THE FOLLOWING ARE PRESS RELEASES FROM THE OREGON DEPARTMENT FISH AND WILDLIFE
Imnaha River Chinook season closes July 3
June 27, 2016
ENTERPRISE, Ore. – The Chinook salmon season on the Imnaha River will close July 3.
According to Jeff Yanke, fish biologist in Enterprise, the fishery will close because the annual harvest limit will be reached on the closure date.
“Based on catch rates observed last week in the fishery, we expect to reach our harvest limit by Sunday”, he explained.
With a relatively modest return of Chinook salmon to the Imnaha, Yanke expected a shorter duration fishery in 2016. “We did not see a very large run this year, but there was some good fishing opportunities provided”, he said.

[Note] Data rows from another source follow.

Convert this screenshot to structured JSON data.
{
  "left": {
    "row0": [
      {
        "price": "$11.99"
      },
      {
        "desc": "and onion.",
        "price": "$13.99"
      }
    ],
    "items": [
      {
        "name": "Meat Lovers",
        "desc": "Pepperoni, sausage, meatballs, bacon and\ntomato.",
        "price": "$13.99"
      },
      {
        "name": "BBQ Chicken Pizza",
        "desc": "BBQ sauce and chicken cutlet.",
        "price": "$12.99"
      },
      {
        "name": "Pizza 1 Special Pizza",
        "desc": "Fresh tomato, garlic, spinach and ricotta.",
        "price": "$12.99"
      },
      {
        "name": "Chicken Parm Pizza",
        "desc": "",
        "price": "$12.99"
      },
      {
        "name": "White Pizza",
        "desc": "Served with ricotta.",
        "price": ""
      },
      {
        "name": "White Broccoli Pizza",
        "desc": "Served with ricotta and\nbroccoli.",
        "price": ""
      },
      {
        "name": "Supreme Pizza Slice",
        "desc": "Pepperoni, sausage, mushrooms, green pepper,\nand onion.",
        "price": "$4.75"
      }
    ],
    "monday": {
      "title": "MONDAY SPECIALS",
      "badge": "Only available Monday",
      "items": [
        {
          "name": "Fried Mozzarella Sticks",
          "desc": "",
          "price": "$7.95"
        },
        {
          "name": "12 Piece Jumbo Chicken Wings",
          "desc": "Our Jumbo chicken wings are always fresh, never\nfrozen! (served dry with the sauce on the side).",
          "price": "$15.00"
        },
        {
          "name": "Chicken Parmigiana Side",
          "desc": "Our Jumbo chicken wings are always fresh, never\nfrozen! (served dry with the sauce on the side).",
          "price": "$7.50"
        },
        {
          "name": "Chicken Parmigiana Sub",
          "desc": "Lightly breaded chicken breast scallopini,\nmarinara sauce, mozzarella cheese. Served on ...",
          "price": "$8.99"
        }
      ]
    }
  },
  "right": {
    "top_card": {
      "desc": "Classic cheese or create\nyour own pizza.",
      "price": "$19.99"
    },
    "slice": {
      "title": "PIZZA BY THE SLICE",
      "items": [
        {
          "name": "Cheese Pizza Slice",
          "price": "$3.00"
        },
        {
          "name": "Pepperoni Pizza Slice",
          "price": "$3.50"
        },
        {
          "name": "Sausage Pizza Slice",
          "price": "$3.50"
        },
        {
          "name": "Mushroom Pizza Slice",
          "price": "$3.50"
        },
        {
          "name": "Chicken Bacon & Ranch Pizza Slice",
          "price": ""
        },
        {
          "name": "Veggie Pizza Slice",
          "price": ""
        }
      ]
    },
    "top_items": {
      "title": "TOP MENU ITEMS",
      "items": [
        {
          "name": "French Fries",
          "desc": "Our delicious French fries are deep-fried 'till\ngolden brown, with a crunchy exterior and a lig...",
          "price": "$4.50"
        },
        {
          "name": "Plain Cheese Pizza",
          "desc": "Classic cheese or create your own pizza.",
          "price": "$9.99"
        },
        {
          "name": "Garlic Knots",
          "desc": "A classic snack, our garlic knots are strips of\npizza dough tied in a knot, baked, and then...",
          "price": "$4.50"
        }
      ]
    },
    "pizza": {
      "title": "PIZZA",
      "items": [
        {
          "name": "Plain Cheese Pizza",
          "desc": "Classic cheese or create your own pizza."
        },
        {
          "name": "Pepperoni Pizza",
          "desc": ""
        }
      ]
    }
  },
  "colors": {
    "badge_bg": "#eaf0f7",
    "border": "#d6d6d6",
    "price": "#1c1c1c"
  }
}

Chinook fisheries in the Imnaha are managed on limits of hatchery adults that can be harvested or wild adults that can be released. Fishery managers consistently monitor angler effort and catch rates in the fishery to estimate harvest and catch, which is weighed against annual limits. When harvest approaches the prescribed limits, managers close the fishery.
Spring Chinook fishing opens July 2 on Wallowa River
June 27, 2016
ENTERPRISE, Ore. – A significant upturn in the forecasted run to the Lostine River prompted ODFW to open the Wallowa River on July 2 for hatchery spring Chinook fishing. Anglers will be able to fish salmon from the deadline at the lower end of Minam State Park upstream to the mouth of the Lostine River.
Anglers can keep two hatchery spring Chinook adults and five adipose fin-clipped jacks per day, with two daily jack limits in possession. Single point hooks larger than 1 inch gap and multiple point hooks larger than 9/16 inch gap are prohibited. Chinook jacks are salmon between 15 and 24 inches in length.
Anglers do not need to record jack catch on their combined angling tags, but it is illegal to continue fishing for jack Chinook once the adult bag limit is met. Wild fish must be released immediately and unharmed. A valid Columbia Basin Endorsement is required for this fishery.
The Wallowa River fishery, which targets salmon bound for the Lostine River, was unexpected even for local fishery managers.
“Based on previous run estimates, we were not planning on getting enough salmon back to have a fishery this year”, said Jeff Yanke ODFW district fish biologist in Enterprise. “However, our recent observations of tagged salmon in the Columbia and Snake Rivers suggest many more than expected will make it back this year”.
A closure date for the fishery has not been set; ODFW will conduct regular fishery monitoring to determine how catch and harvest compares to annual sport fishery quotas.